=== GIVEN ENTRIES ===

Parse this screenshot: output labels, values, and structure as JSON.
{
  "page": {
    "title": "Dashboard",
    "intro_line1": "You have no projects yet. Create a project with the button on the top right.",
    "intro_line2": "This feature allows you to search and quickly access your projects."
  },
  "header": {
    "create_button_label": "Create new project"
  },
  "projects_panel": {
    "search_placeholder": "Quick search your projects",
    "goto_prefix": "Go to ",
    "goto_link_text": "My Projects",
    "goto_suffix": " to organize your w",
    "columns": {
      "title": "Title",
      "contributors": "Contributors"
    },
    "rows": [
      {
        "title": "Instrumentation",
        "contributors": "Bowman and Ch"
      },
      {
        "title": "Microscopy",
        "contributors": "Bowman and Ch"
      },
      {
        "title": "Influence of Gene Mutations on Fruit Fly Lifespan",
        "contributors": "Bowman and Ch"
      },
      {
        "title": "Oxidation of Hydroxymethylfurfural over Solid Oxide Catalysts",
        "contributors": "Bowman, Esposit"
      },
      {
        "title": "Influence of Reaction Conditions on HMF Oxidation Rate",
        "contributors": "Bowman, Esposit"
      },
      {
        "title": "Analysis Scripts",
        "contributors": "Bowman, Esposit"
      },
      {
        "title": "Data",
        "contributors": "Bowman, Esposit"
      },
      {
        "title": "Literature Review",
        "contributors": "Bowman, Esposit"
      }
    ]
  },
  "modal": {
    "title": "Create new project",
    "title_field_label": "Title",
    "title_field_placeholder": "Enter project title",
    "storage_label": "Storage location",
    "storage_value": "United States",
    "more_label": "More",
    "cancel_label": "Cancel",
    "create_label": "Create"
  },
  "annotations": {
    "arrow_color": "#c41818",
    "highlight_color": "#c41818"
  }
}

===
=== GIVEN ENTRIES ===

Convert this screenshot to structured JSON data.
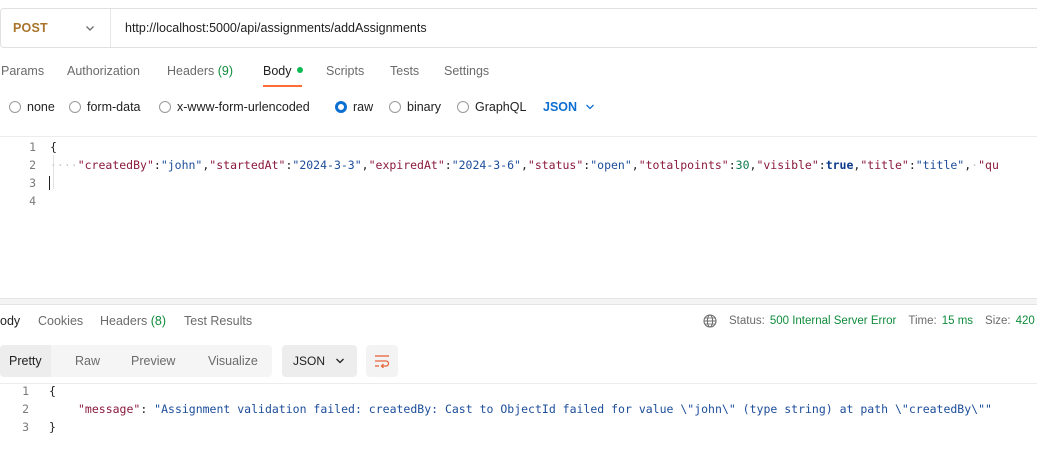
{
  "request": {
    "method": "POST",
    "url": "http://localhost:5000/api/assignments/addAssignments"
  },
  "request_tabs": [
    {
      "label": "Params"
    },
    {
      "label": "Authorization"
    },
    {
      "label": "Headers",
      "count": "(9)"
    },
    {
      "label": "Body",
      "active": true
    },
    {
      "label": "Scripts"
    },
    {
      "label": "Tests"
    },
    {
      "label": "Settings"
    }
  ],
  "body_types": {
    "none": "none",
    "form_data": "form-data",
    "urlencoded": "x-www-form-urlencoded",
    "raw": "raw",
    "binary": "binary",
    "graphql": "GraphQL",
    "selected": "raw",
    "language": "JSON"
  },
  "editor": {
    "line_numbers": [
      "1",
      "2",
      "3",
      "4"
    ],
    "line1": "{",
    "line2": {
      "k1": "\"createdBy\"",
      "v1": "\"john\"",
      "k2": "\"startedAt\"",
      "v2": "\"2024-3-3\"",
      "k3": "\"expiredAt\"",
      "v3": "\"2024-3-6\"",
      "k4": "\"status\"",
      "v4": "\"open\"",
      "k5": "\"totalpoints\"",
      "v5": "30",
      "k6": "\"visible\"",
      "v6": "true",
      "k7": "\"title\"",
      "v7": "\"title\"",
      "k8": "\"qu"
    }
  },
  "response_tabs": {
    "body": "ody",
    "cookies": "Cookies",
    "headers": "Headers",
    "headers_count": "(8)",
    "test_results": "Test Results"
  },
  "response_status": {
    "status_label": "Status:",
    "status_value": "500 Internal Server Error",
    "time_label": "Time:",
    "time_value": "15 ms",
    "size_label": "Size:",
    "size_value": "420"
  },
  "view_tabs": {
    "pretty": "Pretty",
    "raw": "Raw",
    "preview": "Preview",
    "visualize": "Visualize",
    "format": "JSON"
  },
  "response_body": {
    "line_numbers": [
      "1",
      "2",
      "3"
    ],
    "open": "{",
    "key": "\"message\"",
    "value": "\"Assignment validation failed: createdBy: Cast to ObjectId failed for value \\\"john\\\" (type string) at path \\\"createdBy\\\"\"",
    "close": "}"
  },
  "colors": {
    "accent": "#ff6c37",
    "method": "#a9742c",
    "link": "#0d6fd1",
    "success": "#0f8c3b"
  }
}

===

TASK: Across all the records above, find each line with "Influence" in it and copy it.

ANSWER FOR THE TASK:
        "title": "Influence of Gene Mutations on Fruit Fly Lifespan",
        "title": "Influence of Reaction Conditions on HMF Oxidation Rate",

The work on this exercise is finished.